The good news is, now there’s a means through which people in those countries can access Twitter on their smartphones.
FireTweet app gives Android smartphone users without internet access an opportunity to experience Twitter just like everyone else.
Lantern a company which makes a computer application giving desktop internet access to people with blocked or censored access is responsible for creating FireTweet. Lantern is the brainchild of one of the pioneers of the peer-to-peer (p2p) file sharing network LimeWire, Adam Fisk
Like Limewire, Lantern utilizes a comparable P2P system, which connects a censored user with another person whose web is not blocked. Lantern’s objective is to guarantee that the individuals who need complete internet access get it. Furthermore, Fisk says, it meets expectations day and night sidestepping national online blockers.
“Our goal is just access,” Fisk was heard saying.
For the last two years Fisk and his group at Lantern have been building out their technology to make it possible for anyone to have access to the internet, no matter the regime.
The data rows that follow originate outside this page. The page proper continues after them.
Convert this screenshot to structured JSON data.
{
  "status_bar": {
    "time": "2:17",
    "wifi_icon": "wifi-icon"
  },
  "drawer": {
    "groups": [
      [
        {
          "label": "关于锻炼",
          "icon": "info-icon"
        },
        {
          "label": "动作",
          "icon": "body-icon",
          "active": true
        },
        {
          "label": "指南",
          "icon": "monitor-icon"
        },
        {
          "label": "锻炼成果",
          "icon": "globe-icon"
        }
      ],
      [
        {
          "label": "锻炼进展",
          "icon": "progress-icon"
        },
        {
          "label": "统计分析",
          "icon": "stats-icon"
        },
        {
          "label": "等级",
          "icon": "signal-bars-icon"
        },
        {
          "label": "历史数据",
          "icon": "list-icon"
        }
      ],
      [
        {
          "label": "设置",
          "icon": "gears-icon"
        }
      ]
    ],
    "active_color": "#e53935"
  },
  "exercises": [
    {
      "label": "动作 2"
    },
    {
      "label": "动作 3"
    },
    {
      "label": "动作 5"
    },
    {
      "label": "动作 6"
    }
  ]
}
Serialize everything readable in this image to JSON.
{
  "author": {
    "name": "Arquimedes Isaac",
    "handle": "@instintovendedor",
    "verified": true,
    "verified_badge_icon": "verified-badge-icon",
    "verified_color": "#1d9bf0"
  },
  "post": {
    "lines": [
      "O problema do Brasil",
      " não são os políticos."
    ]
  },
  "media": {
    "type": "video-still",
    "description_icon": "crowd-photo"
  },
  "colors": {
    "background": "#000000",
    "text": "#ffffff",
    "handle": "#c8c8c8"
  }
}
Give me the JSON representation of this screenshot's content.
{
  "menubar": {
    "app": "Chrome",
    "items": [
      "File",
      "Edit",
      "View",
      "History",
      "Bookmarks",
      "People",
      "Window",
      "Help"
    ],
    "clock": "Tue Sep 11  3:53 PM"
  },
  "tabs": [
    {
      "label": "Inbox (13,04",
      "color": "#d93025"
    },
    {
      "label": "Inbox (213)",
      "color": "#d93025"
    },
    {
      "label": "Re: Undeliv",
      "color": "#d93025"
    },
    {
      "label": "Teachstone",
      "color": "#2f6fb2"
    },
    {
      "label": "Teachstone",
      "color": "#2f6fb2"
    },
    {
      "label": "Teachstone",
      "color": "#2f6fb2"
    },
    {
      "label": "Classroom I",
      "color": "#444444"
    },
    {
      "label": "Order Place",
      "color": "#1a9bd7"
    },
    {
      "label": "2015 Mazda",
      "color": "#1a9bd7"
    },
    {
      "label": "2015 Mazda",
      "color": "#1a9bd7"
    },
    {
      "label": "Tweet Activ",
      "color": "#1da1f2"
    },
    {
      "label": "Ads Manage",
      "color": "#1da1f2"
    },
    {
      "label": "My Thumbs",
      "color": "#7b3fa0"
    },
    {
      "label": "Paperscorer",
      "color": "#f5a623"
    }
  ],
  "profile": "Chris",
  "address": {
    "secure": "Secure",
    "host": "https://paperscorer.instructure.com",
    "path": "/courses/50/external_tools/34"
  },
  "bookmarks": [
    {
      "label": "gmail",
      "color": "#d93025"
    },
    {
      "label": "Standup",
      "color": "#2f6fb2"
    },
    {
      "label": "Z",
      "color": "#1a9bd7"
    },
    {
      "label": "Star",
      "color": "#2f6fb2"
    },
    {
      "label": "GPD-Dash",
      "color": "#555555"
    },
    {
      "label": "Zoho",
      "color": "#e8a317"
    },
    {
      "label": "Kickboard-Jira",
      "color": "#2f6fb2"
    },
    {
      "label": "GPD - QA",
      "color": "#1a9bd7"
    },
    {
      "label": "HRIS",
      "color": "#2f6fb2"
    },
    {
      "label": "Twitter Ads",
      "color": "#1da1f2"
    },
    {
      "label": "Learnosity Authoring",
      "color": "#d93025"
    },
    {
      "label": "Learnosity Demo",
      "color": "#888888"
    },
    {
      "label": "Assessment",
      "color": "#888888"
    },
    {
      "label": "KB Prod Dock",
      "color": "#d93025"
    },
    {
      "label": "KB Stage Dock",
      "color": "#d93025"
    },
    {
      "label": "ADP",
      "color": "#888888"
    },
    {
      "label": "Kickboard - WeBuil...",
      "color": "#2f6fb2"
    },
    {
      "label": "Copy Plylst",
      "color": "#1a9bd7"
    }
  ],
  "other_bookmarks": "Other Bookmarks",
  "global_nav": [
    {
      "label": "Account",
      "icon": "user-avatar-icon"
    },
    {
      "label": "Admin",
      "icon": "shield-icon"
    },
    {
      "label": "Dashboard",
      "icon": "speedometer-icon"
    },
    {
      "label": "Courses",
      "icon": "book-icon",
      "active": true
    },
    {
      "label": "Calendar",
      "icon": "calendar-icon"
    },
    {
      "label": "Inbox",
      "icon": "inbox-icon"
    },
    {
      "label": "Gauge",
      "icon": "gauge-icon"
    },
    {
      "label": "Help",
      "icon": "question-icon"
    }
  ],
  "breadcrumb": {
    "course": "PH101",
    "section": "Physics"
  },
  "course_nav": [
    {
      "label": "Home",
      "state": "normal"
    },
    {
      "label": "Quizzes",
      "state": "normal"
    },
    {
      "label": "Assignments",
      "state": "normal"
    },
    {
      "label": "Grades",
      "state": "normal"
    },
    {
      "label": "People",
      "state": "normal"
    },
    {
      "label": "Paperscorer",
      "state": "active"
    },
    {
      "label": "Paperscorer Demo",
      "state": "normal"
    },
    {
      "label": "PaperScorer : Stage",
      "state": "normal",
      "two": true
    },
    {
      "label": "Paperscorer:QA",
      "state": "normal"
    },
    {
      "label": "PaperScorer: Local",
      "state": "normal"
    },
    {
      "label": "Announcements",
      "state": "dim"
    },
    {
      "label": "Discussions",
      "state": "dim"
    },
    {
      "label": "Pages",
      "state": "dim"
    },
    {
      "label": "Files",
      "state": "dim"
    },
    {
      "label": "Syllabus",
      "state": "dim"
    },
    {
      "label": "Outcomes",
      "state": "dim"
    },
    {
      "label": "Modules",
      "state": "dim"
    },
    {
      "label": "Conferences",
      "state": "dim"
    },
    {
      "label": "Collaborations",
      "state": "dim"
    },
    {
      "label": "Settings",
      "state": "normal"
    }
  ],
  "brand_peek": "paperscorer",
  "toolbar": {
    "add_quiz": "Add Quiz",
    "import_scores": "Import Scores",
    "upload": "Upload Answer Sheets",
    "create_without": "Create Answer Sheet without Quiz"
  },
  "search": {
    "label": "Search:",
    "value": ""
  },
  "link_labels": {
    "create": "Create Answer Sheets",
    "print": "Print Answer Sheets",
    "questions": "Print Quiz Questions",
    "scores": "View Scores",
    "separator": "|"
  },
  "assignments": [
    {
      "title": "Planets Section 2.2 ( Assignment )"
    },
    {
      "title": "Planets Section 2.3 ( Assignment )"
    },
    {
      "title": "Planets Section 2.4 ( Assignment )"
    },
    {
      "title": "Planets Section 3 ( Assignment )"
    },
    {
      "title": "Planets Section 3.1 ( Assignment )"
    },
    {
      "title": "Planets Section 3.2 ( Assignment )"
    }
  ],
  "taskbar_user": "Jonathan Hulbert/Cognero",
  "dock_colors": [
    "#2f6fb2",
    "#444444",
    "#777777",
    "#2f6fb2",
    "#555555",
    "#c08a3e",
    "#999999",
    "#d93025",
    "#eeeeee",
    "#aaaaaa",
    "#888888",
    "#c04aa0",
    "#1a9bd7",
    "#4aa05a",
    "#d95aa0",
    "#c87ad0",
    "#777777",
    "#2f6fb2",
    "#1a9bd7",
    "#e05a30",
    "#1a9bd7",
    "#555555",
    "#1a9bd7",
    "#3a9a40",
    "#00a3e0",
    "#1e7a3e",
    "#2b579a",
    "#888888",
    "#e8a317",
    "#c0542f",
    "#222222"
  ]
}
FireTweet is now bringing this to mobile.
According to Fisk, FireTweet was first devised at a hackathon in Spain. “It started out as an experiment,” he said. He went on: “The idea is that FireTweet uses all of Lantern’s existing infrastructure to get around censors.”
Now the app has officially launched and Fisk and his team get to see if it really works. He said that he hopes to see hundreds of thousands of users adopt the app. But first he needs to get the word out. This will admittedly be a difficult task.
To do that, the people at Lantern are teaming up with various media companies to let Iranian and Chinese citizens know about the program. They will also be doing other online campaigns to try and get their app more widely known.
Fisk adds that iOS will be the next frontier. How soon? According to developer, it’ll likely be “later this year sometime.”
what do you think of Frisk’s invention? Use the comments section below to voice your opinion.